FDA Files Permanent Injunction Against Minnesota Processor
The U.S. Food and Drug Administration on Friday filed for a permanent injunction against seafood processor Captain's Select Seafood of Minneapolis and two of its top officers for violating the Federal Food, Drug and Cosmetic Act.
The agency says the seafood processor has an extensive history of violating food-safety laws and Hazard Analysis Critical Control Point (HACCP) regulations. FDA officials say the company could put the public's health at risk by not having adequate plans to produce safe food.
"We simply can't allow a company to put the public's health at risk by not having adequate procedures and plans to produce safe food," says Margaret O'K. Glavin, associate commissioner for regulatory affairs. "Our warning letters should not be taken lightly. We will take action against companies and against their executives who violate the law and endanger public health."
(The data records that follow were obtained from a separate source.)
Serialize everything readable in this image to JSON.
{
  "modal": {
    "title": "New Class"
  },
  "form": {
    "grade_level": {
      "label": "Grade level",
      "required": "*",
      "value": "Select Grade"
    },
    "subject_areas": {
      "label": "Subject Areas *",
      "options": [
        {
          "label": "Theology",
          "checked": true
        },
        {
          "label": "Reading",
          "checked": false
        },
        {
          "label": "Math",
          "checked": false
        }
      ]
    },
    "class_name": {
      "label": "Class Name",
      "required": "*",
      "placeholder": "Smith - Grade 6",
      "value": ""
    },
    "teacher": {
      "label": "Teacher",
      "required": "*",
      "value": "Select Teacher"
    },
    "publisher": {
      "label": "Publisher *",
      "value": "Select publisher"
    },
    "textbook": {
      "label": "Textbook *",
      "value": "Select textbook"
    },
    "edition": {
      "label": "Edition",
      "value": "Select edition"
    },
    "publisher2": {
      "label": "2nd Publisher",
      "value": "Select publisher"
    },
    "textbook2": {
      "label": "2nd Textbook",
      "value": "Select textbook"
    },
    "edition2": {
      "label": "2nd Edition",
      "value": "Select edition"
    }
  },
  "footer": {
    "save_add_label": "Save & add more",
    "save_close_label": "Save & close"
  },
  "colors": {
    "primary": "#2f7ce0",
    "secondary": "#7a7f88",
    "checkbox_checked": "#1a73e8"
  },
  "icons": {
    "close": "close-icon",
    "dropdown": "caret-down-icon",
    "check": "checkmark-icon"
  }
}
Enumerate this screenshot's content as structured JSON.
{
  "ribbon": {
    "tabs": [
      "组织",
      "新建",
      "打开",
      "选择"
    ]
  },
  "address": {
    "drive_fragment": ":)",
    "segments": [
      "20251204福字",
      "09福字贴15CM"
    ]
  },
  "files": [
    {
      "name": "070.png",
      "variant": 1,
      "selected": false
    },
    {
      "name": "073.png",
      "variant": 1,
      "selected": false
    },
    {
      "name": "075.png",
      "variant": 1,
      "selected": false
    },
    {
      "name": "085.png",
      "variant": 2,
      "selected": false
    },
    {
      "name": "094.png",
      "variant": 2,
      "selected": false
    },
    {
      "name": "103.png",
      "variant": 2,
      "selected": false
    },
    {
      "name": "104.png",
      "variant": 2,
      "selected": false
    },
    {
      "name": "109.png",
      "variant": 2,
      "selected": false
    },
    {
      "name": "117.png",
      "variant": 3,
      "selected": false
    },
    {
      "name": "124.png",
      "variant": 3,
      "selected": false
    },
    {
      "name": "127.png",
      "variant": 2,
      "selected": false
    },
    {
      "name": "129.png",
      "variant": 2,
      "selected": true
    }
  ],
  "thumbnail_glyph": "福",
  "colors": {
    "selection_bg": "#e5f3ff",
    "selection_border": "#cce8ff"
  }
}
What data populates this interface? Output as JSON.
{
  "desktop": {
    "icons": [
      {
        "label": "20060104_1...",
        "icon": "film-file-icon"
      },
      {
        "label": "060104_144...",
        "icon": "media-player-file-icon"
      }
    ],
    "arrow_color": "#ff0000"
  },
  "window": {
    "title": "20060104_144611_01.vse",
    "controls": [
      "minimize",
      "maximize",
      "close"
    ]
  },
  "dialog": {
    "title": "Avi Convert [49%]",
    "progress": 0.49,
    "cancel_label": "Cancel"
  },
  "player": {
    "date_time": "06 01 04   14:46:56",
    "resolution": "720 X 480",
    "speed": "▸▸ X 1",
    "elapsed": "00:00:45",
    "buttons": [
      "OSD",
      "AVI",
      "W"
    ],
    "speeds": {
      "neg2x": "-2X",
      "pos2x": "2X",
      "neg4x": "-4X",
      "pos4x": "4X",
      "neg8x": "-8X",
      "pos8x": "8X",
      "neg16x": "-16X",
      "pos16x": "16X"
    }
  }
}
The complaint was filed by the U.S. Department of Justice in the U.S. District Court for the District of Minnesota, following a February 2006 warning letter and other violations dating back to April 2004.
The FDA says no illnesses have been reported from Captain's Select Seafood products. The agency's HACCP regulations require that all seafood processors develop and implement adequate plans that identify all food-safety hazards that are likely to occur for each kind of seafood product, and contain preventative measures that the processor can implement to control those hazards.
Without adequate controls, products made by Captain's Select Seafood could harbor pathogenic bacteria, such as Staphylococcus aureus and Listeria monocytogenes, the FDA said in a press release. Food products with these kinds of pathogens can cause serious illnesses if consumed.